A significant difference among the learning algorithms for the case of LAADR and LABANKS did not exist (see Table 2).
For the LAADR dataset, the relevant variables are market capitalization, law and order tradition, capital expenditure to long-term assets ratio, operating expenses to sales ratio, and debt to total assets ratio.
Comparing the main variables selected for LAADR and LABANKS (see Table 3), the main distinctive variable is the size of the company measured by the logarithm of market capitalization for LAADR and the equity index for LABANKS.
The accounting indicators, capital expenditures to long-term assets ratio, operating expenses to sales ratio, and debt to total assets ratio play a central role in the case of LAADR, and long-term assets to deposits ratio in the case of LABANKS.
Corporate governance variables seem to be more important for LABANKS than for LAADR. Government entities supervise and regulate banks intensely.
The participation of outside directors is the second most importantvariable for LAADR. The finance literature indicated that outside directors supervise managers (Weisbach, 1988; Shivdasani 1993).
In LAADR and LABANKS, insiders' equity ownership is also a relevant variable that affects performance.
The law and order tradition also has a negative relationship with performance for the LAADR. Large Latin American companies probably perform better in environments with a weak legal structure, with less of a tradition of law and order, and with higher levels of corruption because of the close family relationships that help influence government decisions in their favor.

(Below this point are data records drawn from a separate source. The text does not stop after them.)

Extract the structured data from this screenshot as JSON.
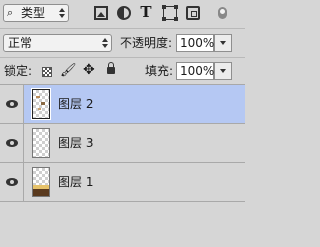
{
  "filter": {
    "search_glyph": "⌕",
    "kind_label": "类型",
    "icons": [
      "image-filter-icon",
      "adjustment-filter-icon",
      "type-filter-icon",
      "shape-filter-icon",
      "smart-object-filter-icon"
    ],
    "type_glyph": "T"
  },
  "blend": {
    "mode_label": "正常",
    "opacity_label": "不透明度:",
    "opacity_value": "100%"
  },
  "lock": {
    "label": "锁定:",
    "move_glyph": "✥",
    "brush_glyph": "🖌",
    "fill_label": "填充:",
    "fill_value": "100%"
  },
  "layers": [
    {
      "name": "图层 2",
      "selected": true,
      "visible": true
    },
    {
      "name": "图层 3",
      "selected": false,
      "visible": true
    },
    {
      "name": "图层 1",
      "selected": false,
      "visible": true
    }
  ],
  "colors": {
    "selected_row": "#b5c8f3",
    "panel_bg": "#d6d6d6",
    "layer1_band_dark": "#5a3a1e",
    "layer1_band_gold": "#e6c26a"
  }
}
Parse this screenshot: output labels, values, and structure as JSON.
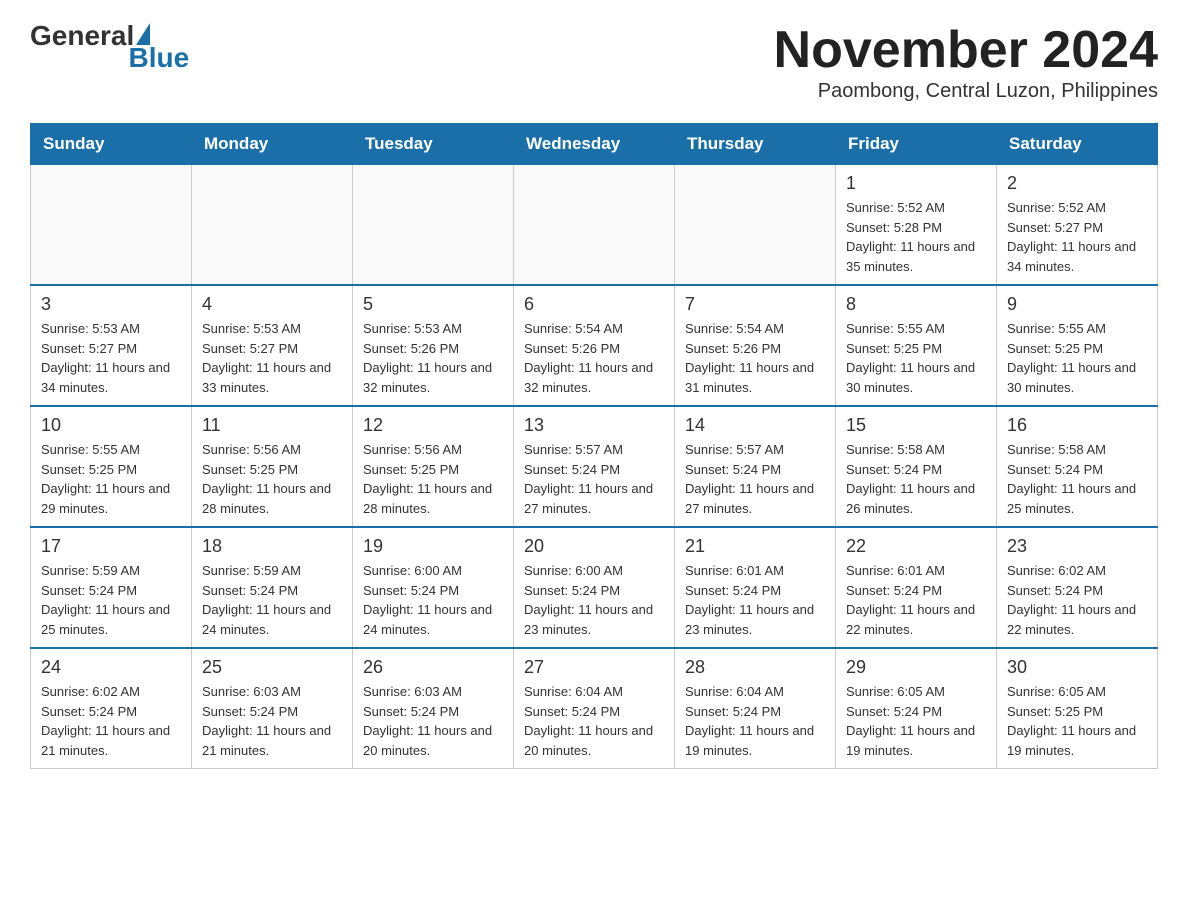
{
  "header": {
    "logo": {
      "general": "General",
      "blue": "Blue"
    },
    "title": "November 2024",
    "location": "Paombong, Central Luzon, Philippines"
  },
  "days_of_week": [
    "Sunday",
    "Monday",
    "Tuesday",
    "Wednesday",
    "Thursday",
    "Friday",
    "Saturday"
  ],
  "weeks": [
    [
      {
        "day": "",
        "sunrise": "",
        "sunset": "",
        "daylight": ""
      },
      {
        "day": "",
        "sunrise": "",
        "sunset": "",
        "daylight": ""
      },
      {
        "day": "",
        "sunrise": "",
        "sunset": "",
        "daylight": ""
      },
      {
        "day": "",
        "sunrise": "",
        "sunset": "",
        "daylight": ""
      },
      {
        "day": "",
        "sunrise": "",
        "sunset": "",
        "daylight": ""
      },
      {
        "day": "1",
        "sunrise": "Sunrise: 5:52 AM",
        "sunset": "Sunset: 5:28 PM",
        "daylight": "Daylight: 11 hours and 35 minutes."
      },
      {
        "day": "2",
        "sunrise": "Sunrise: 5:52 AM",
        "sunset": "Sunset: 5:27 PM",
        "daylight": "Daylight: 11 hours and 34 minutes."
      }
    ],
    [
      {
        "day": "3",
        "sunrise": "Sunrise: 5:53 AM",
        "sunset": "Sunset: 5:27 PM",
        "daylight": "Daylight: 11 hours and 34 minutes."
      },
      {
        "day": "4",
        "sunrise": "Sunrise: 5:53 AM",
        "sunset": "Sunset: 5:27 PM",
        "daylight": "Daylight: 11 hours and 33 minutes."
      },
      {
        "day": "5",
        "sunrise": "Sunrise: 5:53 AM",
        "sunset": "Sunset: 5:26 PM",
        "daylight": "Daylight: 11 hours and 32 minutes."
      },
      {
        "day": "6",
        "sunrise": "Sunrise: 5:54 AM",
        "sunset": "Sunset: 5:26 PM",
        "daylight": "Daylight: 11 hours and 32 minutes."
      },
      {
        "day": "7",
        "sunrise": "Sunrise: 5:54 AM",
        "sunset": "Sunset: 5:26 PM",
        "daylight": "Daylight: 11 hours and 31 minutes."
      },
      {
        "day": "8",
        "sunrise": "Sunrise: 5:55 AM",
        "sunset": "Sunset: 5:25 PM",
        "daylight": "Daylight: 11 hours and 30 minutes."
      },
      {
        "day": "9",
        "sunrise": "Sunrise: 5:55 AM",
        "sunset": "Sunset: 5:25 PM",
        "daylight": "Daylight: 11 hours and 30 minutes."
      }
    ],
    [
      {
        "day": "10",
        "sunrise": "Sunrise: 5:55 AM",
        "sunset": "Sunset: 5:25 PM",
        "daylight": "Daylight: 11 hours and 29 minutes."
      },
      {
        "day": "11",
        "sunrise": "Sunrise: 5:56 AM",
        "sunset": "Sunset: 5:25 PM",
        "daylight": "Daylight: 11 hours and 28 minutes."
      },
      {
        "day": "12",
        "sunrise": "Sunrise: 5:56 AM",
        "sunset": "Sunset: 5:25 PM",
        "daylight": "Daylight: 11 hours and 28 minutes."
      },
      {
        "day": "13",
        "sunrise": "Sunrise: 5:57 AM",
        "sunset": "Sunset: 5:24 PM",
        "daylight": "Daylight: 11 hours and 27 minutes."
      },
      {
        "day": "14",
        "sunrise": "Sunrise: 5:57 AM",
        "sunset": "Sunset: 5:24 PM",
        "daylight": "Daylight: 11 hours and 27 minutes."
      },
      {
        "day": "15",
        "sunrise": "Sunrise: 5:58 AM",
        "sunset": "Sunset: 5:24 PM",
        "daylight": "Daylight: 11 hours and 26 minutes."
      },
      {
        "day": "16",
        "sunrise": "Sunrise: 5:58 AM",
        "sunset": "Sunset: 5:24 PM",
        "daylight": "Daylight: 11 hours and 25 minutes."
      }
    ],
    [
      {
        "day": "17",
        "sunrise": "Sunrise: 5:59 AM",
        "sunset": "Sunset: 5:24 PM",
        "daylight": "Daylight: 11 hours and 25 minutes."
      },
      {
        "day": "18",
        "sunrise": "Sunrise: 5:59 AM",
        "sunset": "Sunset: 5:24 PM",
        "daylight": "Daylight: 11 hours and 24 minutes."
      },
      {
        "day": "19",
        "sunrise": "Sunrise: 6:00 AM",
        "sunset": "Sunset: 5:24 PM",
        "daylight": "Daylight: 11 hours and 24 minutes."
      },
      {
        "day": "20",
        "sunrise": "Sunrise: 6:00 AM",
        "sunset": "Sunset: 5:24 PM",
        "daylight": "Daylight: 11 hours and 23 minutes."
      },
      {
        "day": "21",
        "sunrise": "Sunrise: 6:01 AM",
        "sunset": "Sunset: 5:24 PM",
        "daylight": "Daylight: 11 hours and 23 minutes."
      },
      {
        "day": "22",
        "sunrise": "Sunrise: 6:01 AM",
        "sunset": "Sunset: 5:24 PM",
        "daylight": "Daylight: 11 hours and 22 minutes."
      },
      {
        "day": "23",
        "sunrise": "Sunrise: 6:02 AM",
        "sunset": "Sunset: 5:24 PM",
        "daylight": "Daylight: 11 hours and 22 minutes."
      }
    ],
    [
      {
        "day": "24",
        "sunrise": "Sunrise: 6:02 AM",
        "sunset": "Sunset: 5:24 PM",
        "daylight": "Daylight: 11 hours and 21 minutes."
      },
      {
        "day": "25",
        "sunrise": "Sunrise: 6:03 AM",
        "sunset": "Sunset: 5:24 PM",
        "daylight": "Daylight: 11 hours and 21 minutes."
      },
      {
        "day": "26",
        "sunrise": "Sunrise: 6:03 AM",
        "sunset": "Sunset: 5:24 PM",
        "daylight": "Daylight: 11 hours and 20 minutes."
      },
      {
        "day": "27",
        "sunrise": "Sunrise: 6:04 AM",
        "sunset": "Sunset: 5:24 PM",
        "daylight": "Daylight: 11 hours and 20 minutes."
      },
      {
        "day": "28",
        "sunrise": "Sunrise: 6:04 AM",
        "sunset": "Sunset: 5:24 PM",
        "daylight": "Daylight: 11 hours and 19 minutes."
      },
      {
        "day": "29",
        "sunrise": "Sunrise: 6:05 AM",
        "sunset": "Sunset: 5:24 PM",
        "daylight": "Daylight: 11 hours and 19 minutes."
      },
      {
        "day": "30",
        "sunrise": "Sunrise: 6:05 AM",
        "sunset": "Sunset: 5:25 PM",
        "daylight": "Daylight: 11 hours and 19 minutes."
      }
    ]
  ]
}
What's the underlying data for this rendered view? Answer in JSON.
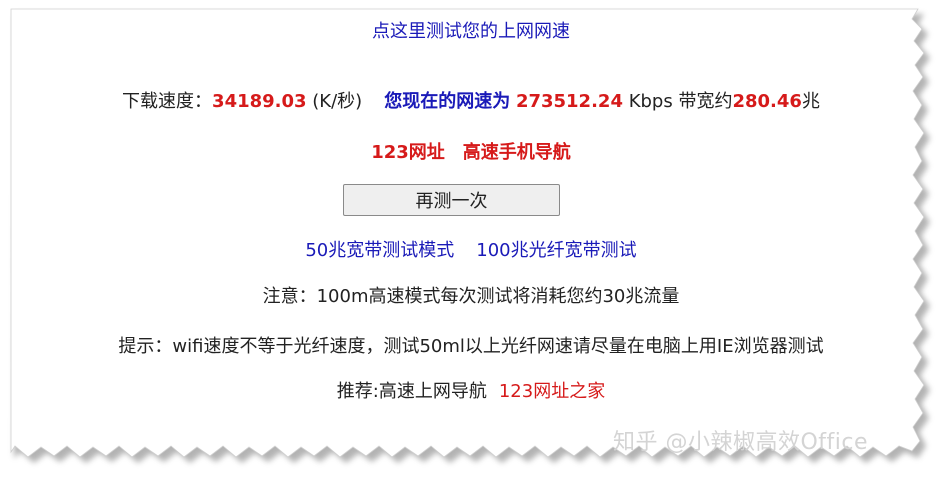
{
  "header_link": "点这里测试您的上网网速",
  "speed": {
    "download_label": "下载速度：",
    "download_value": "34189.03",
    "download_unit": " (K/秒)",
    "current_label": "您现在的网速为",
    "kbps_value": "273512.24",
    "kbps_unit": " Kbps 带宽约",
    "mbps_value": "280.46",
    "mbps_unit": "兆"
  },
  "promo": {
    "site": "123网址",
    "nav": "高速手机导航"
  },
  "retest_button": "再测一次",
  "modes": {
    "mode_50": "50兆宽带测试模式",
    "mode_100": "100兆光纤宽带测试"
  },
  "notice": "注意：100m高速模式每次测试将消耗您约30兆流量",
  "tip": "提示：wifi速度不等于光纤速度，测试50ml以上光纤网速请尽量在电脑上用IE浏览器测试",
  "recommend": {
    "label": "推荐:高速上网导航",
    "link": "123网址之家"
  },
  "watermark": "知乎 @小辣椒高效Office",
  "colors": {
    "link_blue": "#1a1ab8",
    "value_red": "#d61a1a",
    "text": "#222222"
  }
}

In the case of LAADR and LABANKS, the limited impact of the size of the board of directors and the composition of the board (percent of outsiders) on performance and efficiency give findings similar to what previous studies have indicated for the USA.